A TRAIN driver worried about the Covid lockdown sent several texts about childcare concerns minutes before a railway crash in Bromsgrove on the same day Prime Minister Boris Johnson announced the restrictions.

A Rail Investigation Accident Branch report on the accident, which happened south of Bromsgrove station, on Monday, March 23, 2020, concluded the driver had been distracted by ‘personal issues’.

The unnamed man was driving a class 66 locomotive which derailed after running through a buffer stop at the end of a siding and came to rest on the main line, where it was hit by a passenger train travelling at 85mph.

Only four passengers and two crew members were on board the service – the 21:05 Cardiff Central to Birmingham New Street – when the crash happened at 10.44pm and nobody was injured.

The passenger train suffered significant damage along one side of all three of its coaches, the RAIB report added, although it did not derail, while the locomotive’s leading cab was also damaged.

The report said the driver of the locomotive had worked on the railway for 18 years and had no significant safety-related incidents on his record.

The collision occurred because there was insufficient time between the locomotive derailment and the passenger train’s arrival for the alarm to be raised and the passenger train to be stopped.

“It is possible that if the accident had occurred during the hours of daylight, the [passenger service] driver might have seen the locomotive slightly earlier, and been able to reduce the collision speed a little,” the report said.

The RAIB investigation said that the locomotive driver had watched the PM’s announcement to the nation before driving to work when he received a phone call from a family member.

“There was a worried discussion about what the earlier televised announcement would mean for his childcare arrangements,” the report added.

Later, while driving the locomotive from Walsall to Bromsgrove, he “received three text messages on his personal mobile phone” over a period of 11 minutes and sent “four text message replies”.

All of the messages related to concerns about childcare and the closure of schools and at 10:38pm, six minutes before the crash, he received and replied to a picture message showing advice from the school relating to school provision.

The report added that the train driver’s childcare arrangements ‘had relied on support from other family members which would be prohibited under lockdown. It was clear to him that this would make it very difficult for him to continue to manage his shift working pattern’.

The RIAB report said the use of a personal mobile phone in the drivers’ cab was against policy but the driver said he had forgotten to put it in his bag and instead left it in his pocket.
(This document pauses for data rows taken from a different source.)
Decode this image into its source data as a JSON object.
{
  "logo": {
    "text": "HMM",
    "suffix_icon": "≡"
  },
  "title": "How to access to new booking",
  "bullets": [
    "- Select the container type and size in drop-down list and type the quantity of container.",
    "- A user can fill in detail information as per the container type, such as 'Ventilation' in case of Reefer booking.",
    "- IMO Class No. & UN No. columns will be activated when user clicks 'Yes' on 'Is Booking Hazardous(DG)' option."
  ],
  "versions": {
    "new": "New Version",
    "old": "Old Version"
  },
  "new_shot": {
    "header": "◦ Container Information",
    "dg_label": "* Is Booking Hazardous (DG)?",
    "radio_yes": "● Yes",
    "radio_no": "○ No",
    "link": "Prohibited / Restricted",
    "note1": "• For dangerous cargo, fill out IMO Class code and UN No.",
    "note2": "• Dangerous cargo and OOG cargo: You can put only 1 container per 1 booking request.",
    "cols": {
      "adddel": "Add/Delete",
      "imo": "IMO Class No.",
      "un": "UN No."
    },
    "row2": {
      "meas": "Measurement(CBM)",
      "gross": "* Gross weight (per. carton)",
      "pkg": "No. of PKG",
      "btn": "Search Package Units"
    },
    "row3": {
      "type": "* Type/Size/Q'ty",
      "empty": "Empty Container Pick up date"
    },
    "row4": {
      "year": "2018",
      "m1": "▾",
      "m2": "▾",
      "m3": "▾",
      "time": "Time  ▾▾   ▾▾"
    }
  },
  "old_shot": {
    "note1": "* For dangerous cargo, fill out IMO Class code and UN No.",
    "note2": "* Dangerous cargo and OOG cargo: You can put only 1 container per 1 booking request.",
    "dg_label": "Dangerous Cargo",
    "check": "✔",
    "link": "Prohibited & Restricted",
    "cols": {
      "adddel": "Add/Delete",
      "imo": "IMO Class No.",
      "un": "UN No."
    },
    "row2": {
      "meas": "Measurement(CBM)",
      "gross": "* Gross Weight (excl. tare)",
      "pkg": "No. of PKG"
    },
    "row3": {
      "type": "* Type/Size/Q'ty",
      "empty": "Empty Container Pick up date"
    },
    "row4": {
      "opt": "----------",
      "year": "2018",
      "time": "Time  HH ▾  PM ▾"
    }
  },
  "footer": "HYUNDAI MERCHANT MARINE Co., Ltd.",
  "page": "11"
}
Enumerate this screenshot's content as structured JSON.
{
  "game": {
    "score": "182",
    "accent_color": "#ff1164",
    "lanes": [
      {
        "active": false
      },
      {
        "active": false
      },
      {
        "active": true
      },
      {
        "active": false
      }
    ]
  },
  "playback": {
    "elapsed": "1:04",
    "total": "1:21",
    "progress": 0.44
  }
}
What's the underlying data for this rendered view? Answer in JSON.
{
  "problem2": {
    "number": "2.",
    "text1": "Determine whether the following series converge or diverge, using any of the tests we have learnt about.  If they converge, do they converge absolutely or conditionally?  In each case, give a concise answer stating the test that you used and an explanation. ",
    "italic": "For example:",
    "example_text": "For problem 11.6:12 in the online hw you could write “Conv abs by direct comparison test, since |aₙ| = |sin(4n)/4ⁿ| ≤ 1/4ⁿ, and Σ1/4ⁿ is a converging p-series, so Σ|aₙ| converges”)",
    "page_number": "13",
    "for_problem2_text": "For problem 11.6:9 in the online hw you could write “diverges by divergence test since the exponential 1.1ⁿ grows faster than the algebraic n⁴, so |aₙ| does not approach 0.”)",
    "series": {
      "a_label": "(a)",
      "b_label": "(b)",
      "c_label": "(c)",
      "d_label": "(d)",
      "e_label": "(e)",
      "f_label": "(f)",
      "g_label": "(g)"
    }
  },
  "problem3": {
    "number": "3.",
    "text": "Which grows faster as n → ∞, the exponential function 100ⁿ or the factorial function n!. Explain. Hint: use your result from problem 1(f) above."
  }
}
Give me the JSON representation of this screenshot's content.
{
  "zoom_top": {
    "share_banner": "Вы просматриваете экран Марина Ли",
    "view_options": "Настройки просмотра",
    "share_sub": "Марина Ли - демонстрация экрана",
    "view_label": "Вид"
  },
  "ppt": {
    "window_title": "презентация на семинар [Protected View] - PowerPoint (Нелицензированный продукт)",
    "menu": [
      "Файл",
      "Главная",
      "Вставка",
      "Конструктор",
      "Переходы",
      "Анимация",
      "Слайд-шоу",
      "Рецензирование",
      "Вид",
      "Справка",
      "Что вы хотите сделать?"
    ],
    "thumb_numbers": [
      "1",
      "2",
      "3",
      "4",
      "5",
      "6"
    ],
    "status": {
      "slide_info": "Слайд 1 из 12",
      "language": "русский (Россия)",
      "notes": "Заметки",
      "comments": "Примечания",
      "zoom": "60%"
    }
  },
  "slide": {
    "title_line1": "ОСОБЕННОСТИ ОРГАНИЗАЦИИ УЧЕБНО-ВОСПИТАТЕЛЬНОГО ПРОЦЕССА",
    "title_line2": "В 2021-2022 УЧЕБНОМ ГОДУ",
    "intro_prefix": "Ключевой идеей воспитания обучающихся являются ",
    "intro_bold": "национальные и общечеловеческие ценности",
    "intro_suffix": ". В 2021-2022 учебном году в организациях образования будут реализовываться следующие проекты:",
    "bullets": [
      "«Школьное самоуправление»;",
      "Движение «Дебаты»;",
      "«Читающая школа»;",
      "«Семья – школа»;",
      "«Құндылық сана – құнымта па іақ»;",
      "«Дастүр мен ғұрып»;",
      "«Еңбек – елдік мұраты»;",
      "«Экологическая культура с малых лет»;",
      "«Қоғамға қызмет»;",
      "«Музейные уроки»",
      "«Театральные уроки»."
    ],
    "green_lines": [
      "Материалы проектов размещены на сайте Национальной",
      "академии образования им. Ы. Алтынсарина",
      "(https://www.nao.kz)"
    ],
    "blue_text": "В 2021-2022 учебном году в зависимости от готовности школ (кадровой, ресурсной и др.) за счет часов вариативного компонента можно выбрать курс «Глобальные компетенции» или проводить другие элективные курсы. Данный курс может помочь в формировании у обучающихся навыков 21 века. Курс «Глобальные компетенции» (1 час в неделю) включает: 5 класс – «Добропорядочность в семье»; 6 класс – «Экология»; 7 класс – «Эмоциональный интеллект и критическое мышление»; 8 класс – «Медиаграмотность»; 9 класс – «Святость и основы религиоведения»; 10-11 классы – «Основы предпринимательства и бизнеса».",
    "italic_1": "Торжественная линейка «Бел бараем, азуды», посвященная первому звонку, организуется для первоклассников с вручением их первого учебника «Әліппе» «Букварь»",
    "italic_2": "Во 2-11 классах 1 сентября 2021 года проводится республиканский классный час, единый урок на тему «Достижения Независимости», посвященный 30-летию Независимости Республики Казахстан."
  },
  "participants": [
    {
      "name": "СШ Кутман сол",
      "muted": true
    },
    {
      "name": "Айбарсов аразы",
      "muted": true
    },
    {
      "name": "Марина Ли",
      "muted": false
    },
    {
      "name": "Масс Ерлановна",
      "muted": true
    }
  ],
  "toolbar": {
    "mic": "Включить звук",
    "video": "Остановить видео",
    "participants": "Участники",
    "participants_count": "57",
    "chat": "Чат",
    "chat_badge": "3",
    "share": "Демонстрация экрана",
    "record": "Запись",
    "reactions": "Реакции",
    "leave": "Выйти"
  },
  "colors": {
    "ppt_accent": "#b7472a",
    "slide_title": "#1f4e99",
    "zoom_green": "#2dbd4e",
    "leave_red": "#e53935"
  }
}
“The fact that the mobile phone was vibrating in his pocket, combined with the significant, unresolved childcare issue, drew him to read and respond to the mobile phone messages while he was driving the locomotive,” the report added.

“He sent no further messages, but continued to worry about how the childcare issue could be resolved, while the locomotive coasted along the siding towards the buffer stop.

“The result of this was that he was temporarily distracted from the driving task while in the siding.

“It was only when the locomotive was about 40 metres away from the buffer stop that the driver became aware of his location and immediately made a full application of the locomotive’s brakes. However, it was too late to avoid a collision with the buffer stop.”

RAIB recommended Network Rail review its processes and standards for managing buffer stop collision risk on non-platform terminal tracks.

It also identified three learning points for drivers, relating to compliance with mobile phone policies in the driving cab, informing signallers of accidents and safe exit from trains during an incident.